“He want to kill himself to join ya mama. Only you fit help him.”
“Me? He doesn’t love me either, how can I help him?”
“Elvis,” she said, catching hold of his arm. “I never talk to you like dis before. I beg you be like son to him.”
Elvis was a mess of conflicting emotions. He’d been pretty sure that he hated his father, and now he had this strange urge to help him. (51)
This passage shows Elvis’s stepmother begging him to do something about his father’s drinking problem. It illustrates the emotional distance between Elvis and his father. One thing that particularly stood out to me was the fact that Comfort told Elvis to “be like son to him.” How can he be like a son to Sunday when he really is his son? To me, this is even more telling about their relationship (or lack thereof) than the later part when Elvis thinks that he hates his father. We also see from this passage that Elvis is aware that his father does not love him; he even says this himself to Comfort. Although they are biologically father and son, they clearly lack the father/son bond.

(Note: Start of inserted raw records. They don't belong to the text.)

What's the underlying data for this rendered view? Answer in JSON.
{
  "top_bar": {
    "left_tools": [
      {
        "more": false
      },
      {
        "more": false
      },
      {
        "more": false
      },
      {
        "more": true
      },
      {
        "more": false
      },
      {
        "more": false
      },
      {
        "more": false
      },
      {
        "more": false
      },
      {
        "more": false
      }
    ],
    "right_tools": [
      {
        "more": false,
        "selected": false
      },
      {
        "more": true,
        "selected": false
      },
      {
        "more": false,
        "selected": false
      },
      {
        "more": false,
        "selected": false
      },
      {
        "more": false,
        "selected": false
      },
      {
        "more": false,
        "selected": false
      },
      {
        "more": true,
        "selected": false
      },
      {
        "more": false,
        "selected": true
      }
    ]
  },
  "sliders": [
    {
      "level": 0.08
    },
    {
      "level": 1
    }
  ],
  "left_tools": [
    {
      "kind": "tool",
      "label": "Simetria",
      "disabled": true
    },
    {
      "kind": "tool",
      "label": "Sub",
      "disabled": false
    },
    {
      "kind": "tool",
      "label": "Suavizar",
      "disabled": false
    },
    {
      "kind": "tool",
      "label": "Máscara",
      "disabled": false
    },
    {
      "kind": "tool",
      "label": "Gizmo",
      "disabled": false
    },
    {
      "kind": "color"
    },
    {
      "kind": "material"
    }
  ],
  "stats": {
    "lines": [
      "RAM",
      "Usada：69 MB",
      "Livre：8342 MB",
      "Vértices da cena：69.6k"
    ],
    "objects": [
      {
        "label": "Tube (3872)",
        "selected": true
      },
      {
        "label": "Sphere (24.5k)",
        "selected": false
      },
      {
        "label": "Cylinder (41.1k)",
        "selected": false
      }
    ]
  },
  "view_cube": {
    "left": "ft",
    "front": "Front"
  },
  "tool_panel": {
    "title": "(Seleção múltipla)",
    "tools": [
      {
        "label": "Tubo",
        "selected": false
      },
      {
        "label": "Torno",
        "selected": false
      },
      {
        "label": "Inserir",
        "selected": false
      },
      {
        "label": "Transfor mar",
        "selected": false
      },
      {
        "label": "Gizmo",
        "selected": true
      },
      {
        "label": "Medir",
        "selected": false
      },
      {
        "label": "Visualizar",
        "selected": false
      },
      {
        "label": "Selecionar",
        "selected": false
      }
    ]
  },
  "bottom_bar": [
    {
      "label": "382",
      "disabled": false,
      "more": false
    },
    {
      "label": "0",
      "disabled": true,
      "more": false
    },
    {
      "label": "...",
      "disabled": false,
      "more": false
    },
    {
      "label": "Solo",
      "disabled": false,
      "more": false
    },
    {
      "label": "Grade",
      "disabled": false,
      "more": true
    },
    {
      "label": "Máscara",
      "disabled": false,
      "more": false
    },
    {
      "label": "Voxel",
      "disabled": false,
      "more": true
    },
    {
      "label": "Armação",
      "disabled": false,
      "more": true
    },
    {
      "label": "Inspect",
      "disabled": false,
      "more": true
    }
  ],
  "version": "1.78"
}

We see elsewhere in the book that Elvis’s culture places a high value on masculinity. For example, on pages 61-63, Sunday is absolutely livid when he comes home to find that the women of the family have put lipstick and a dress on Elvis and styled his hair for fun. He even goes as far as to knock Elvis unconscious despite the fact that he is only a little boy at the time. Later, when he is shaving Elvis’s head, he tells him, “It’s not easy to be a man. (63)” Even if it is difficult to be a man in Nigeria, I imagine that it must be especially difficult for Elvis to grow up with this pressure because he lacks a positive role model. His relationship with his father has obviously been strained for years, and now it is almost as if he does not even have a father and that he can only be, as Comfort says, “like” a son to him. But we also see that he “had this strange urge to help him (51),” which could mean that he still hopes on some level that their relationship can be salvaged.